Entries from a dataset of interfaces:
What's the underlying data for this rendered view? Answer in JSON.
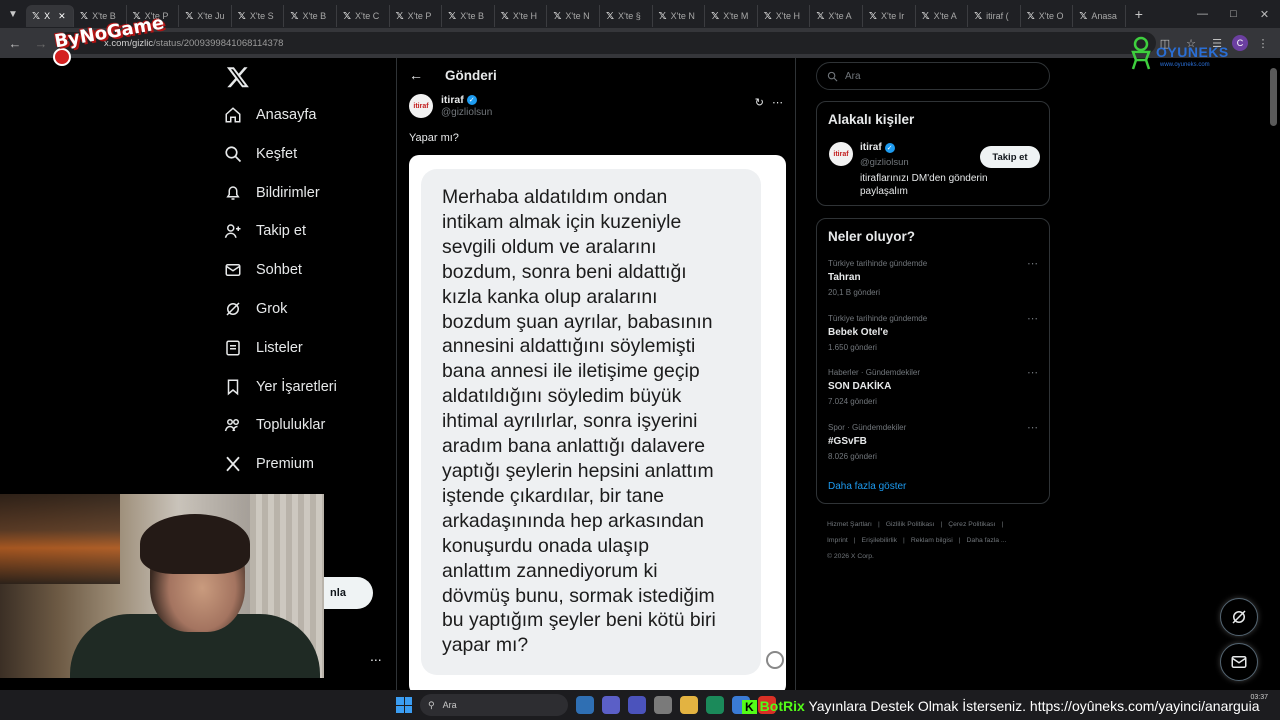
{
  "browser": {
    "tabs": [
      {
        "label": "X",
        "active": true
      },
      {
        "label": "X'te B"
      },
      {
        "label": "X'te P"
      },
      {
        "label": "X'te Ju"
      },
      {
        "label": "X'te S"
      },
      {
        "label": "X'te B"
      },
      {
        "label": "X'te C"
      },
      {
        "label": "X'te P"
      },
      {
        "label": "X'te B"
      },
      {
        "label": "X'te H"
      },
      {
        "label": "X'te N"
      },
      {
        "label": "X'te §"
      },
      {
        "label": "X'te N"
      },
      {
        "label": "X'te M"
      },
      {
        "label": "X'te H"
      },
      {
        "label": "X'te A"
      },
      {
        "label": "X'te Ir"
      },
      {
        "label": "X'te A"
      },
      {
        "label": "itiraf ("
      },
      {
        "label": "X'te O"
      },
      {
        "label": "Anasa"
      }
    ],
    "url_host": "x.com/gizlic",
    "url_path": "/status/2009399841068114378",
    "profile_initial": "C"
  },
  "overlay": {
    "brand": "ByNoGame",
    "sponsor": "OYUNEKS",
    "sponsor_url": "www.oyuneks.com"
  },
  "nav": {
    "items": [
      {
        "label": "Anasayfa",
        "icon": "home-icon"
      },
      {
        "label": "Keşfet",
        "icon": "search-icon"
      },
      {
        "label": "Bildirimler",
        "icon": "bell-icon"
      },
      {
        "label": "Takip et",
        "icon": "follow-icon"
      },
      {
        "label": "Sohbet",
        "icon": "mail-icon"
      },
      {
        "label": "Grok",
        "icon": "grok-icon"
      },
      {
        "label": "Listeler",
        "icon": "list-icon"
      },
      {
        "label": "Yer İşaretleri",
        "icon": "bookmark-icon"
      },
      {
        "label": "Topluluklar",
        "icon": "community-icon"
      },
      {
        "label": "Premium",
        "icon": "x-premium-icon"
      }
    ],
    "post_button": "nla",
    "more": "..."
  },
  "post": {
    "header_title": "Gönderi",
    "author_name": "itiraf",
    "author_handle": "@gizliolsun",
    "avatar_text": "itiraf",
    "text": "Yapar mı?",
    "image_lines": [
      "Merhaba aldatıldım ondan",
      "intikam almak için kuzeniyle",
      "sevgili oldum ve aralarını",
      "bozdum, sonra beni aldattığı",
      "kızla kanka olup aralarını",
      "bozdum şuan ayrılar, babasının",
      "annesini aldattığını söylemişti",
      "bana annesi ile iletişime geçip",
      "aldatıldığını söyledim büyük",
      "ihtimal ayrılırlar, sonra işyerini",
      "aradım bana anlattığı dalavere",
      "yaptığı şeylerin hepsini anlattım",
      "iştende çıkardılar, bir tane",
      "arkadaşınında hep arkasından",
      "konuşurdu onada ulaşıp",
      "anlattım zannediyorum ki",
      "dövmüş bunu, sormak istediğim",
      "bu yaptığım şeyler beni kötü biri",
      "yapar mı?"
    ]
  },
  "right": {
    "search_placeholder": "Ara",
    "related": {
      "title": "Alakalı kişiler",
      "name": "itiraf",
      "handle": "@gizliolsun",
      "bio": "itiraflarınızı DM'den gönderin paylaşalım",
      "follow_label": "Takip et"
    },
    "trends_title": "Neler oluyor?",
    "trends": [
      {
        "context": "Türkiye tarihinde gündemde",
        "name": "Tahran",
        "count": "20,1 B gönderi"
      },
      {
        "context": "Türkiye tarihinde gündemde",
        "name": "Bebek Otel'e",
        "count": "1.650 gönderi"
      },
      {
        "context": "Haberler · Gündemdekiler",
        "name": "SON DAKİKA",
        "count": "7.024 gönderi"
      },
      {
        "context": "Spor · Gündemdekiler",
        "name": "#GSvFB",
        "count": "8.026 gönderi"
      }
    ],
    "show_more": "Daha fazla göster",
    "footer": [
      "Hizmet Şartları",
      "|",
      "Gizlilik Politikası",
      "|",
      "Çerez Politikası",
      "|",
      "Imprint",
      "|",
      "Erişilebilirlik",
      "|",
      "Reklam bilgisi",
      "|",
      "Daha fazla ...",
      "© 2026 X Corp."
    ]
  },
  "taskbar": {
    "search": "Ara",
    "ticker_badge": "K",
    "ticker_bot": "BotRix",
    "ticker_text": "Yayınlara Destek Olmak İsterseniz. https://oyûneks.com/yayinci/anarguia",
    "time": "03:37"
  }
}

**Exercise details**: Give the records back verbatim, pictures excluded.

**Expected answer**:
What's the underlying data for this rendered view? Answer in JSON.
{
  "browser": {
    "tabs": [
      {
        "label": "X",
        "active": true
      },
      {
        "label": "X'te B"
      },
      {
        "label": "X'te P"
      },
      {
        "label": "X'te Ju"
      },
      {
        "label": "X'te S"
      },
      {
        "label": "X'te B"
      },
      {
        "label": "X'te C"
      },
      {
        "label": "X'te P"
      },
      {
        "label": "X'te B"
      },
      {
        "label": "X'te H"
      },
      {
        "label": "X'te N"
      },
      {
        "label": "X'te §"
      },
      {
        "label": "X'te N"
      },
      {
        "label": "X'te M"
      },
      {
        "label": "X'te H"
      },
      {
        "label": "X'te A"
      },
      {
        "label": "X'te Ir"
      },
      {
        "label": "X'te A"
      },
      {
        "label": "itiraf ("
      },
      {
        "label": "X'te O"
      },
      {
        "label": "Anasa"
      }
    ],
    "url_host": "x.com/gizlic",
    "url_path": "/status/2009399841068114378",
    "profile_initial": "C"
  },
  "overlay": {
    "brand": "ByNoGame",
    "sponsor": "OYUNEKS",
    "sponsor_url": "www.oyuneks.com"
  },
  "nav": {
    "items": [
      {
        "label": "Anasayfa",
        "icon": "home-icon"
      },
      {
        "label": "Keşfet",
        "icon": "search-icon"
      },
      {
        "label": "Bildirimler",
        "icon": "bell-icon"
      },
      {
        "label": "Takip et",
        "icon": "follow-icon"
      },
      {
        "label": "Sohbet",
        "icon": "mail-icon"
      },
      {
        "label": "Grok",
        "icon": "grok-icon"
      },
      {
        "label": "Listeler",
        "icon": "list-icon"
      },
      {
        "label": "Yer İşaretleri",
        "icon": "bookmark-icon"
      },
      {
        "label": "Topluluklar",
        "icon": "community-icon"
      },
      {
        "label": "Premium",
        "icon": "x-premium-icon"
      }
    ],
    "post_button": "nla",
    "more": "..."
  },
  "post": {
    "header_title": "Gönderi",
    "author_name": "itiraf",
    "author_handle": "@gizliolsun",
    "avatar_text": "itiraf",
    "text": "Yapar mı?",
    "image_lines": [
      "Merhaba aldatıldım ondan",
      "intikam almak için kuzeniyle",
      "sevgili oldum ve aralarını",
      "bozdum, sonra beni aldattığı",
      "kızla kanka olup aralarını",
      "bozdum şuan ayrılar, babasının",
      "annesini aldattığını söylemişti",
      "bana annesi ile iletişime geçip",
      "aldatıldığını söyledim büyük",
      "ihtimal ayrılırlar, sonra işyerini",
      "aradım bana anlattığı dalavere",
      "yaptığı şeylerin hepsini anlattım",
      "iştende çıkardılar, bir tane",
      "arkadaşınında hep arkasından",
      "konuşurdu onada ulaşıp",
      "anlattım zannediyorum ki",
      "dövmüş bunu, sormak istediğim",
      "bu yaptığım şeyler beni kötü biri",
      "yapar mı?"
    ]
  },
  "right": {
    "search_placeholder": "Ara",
    "related": {
      "title": "Alakalı kişiler",
      "name": "itiraf",
      "handle": "@gizliolsun",
      "bio": "itiraflarınızı DM'den gönderin paylaşalım",
      "follow_label": "Takip et"
    },
    "trends_title": "Neler oluyor?",
    "trends": [
      {
        "context": "Türkiye tarihinde gündemde",
        "name": "Tahran",
        "count": "20,1 B gönderi"
      },
      {
        "context": "Türkiye tarihinde gündemde",
        "name": "Bebek Otel'e",
        "count": "1.650 gönderi"
      },
      {
        "context": "Haberler · Gündemdekiler",
        "name": "SON DAKİKA",
        "count": "7.024 gönderi"
      },
      {
        "context": "Spor · Gündemdekiler",
        "name": "#GSvFB",
        "count": "8.026 gönderi"
      }
    ],
    "show_more": "Daha fazla göster",
    "footer": [
      "Hizmet Şartları",
      "|",
      "Gizlilik Politikası",
      "|",
      "Çerez Politikası",
      "|",
      "Imprint",
      "|",
      "Erişilebilirlik",
      "|",
      "Reklam bilgisi",
      "|",
      "Daha fazla ...",
      "© 2026 X Corp."
    ]
  },
  "taskbar": {
    "search": "Ara",
    "ticker_badge": "K",
    "ticker_bot": "BotRix",
    "ticker_text": "Yayınlara Destek Olmak İsterseniz. https://oyûneks.com/yayinci/anarguia",
    "time": "03:37"
  }
}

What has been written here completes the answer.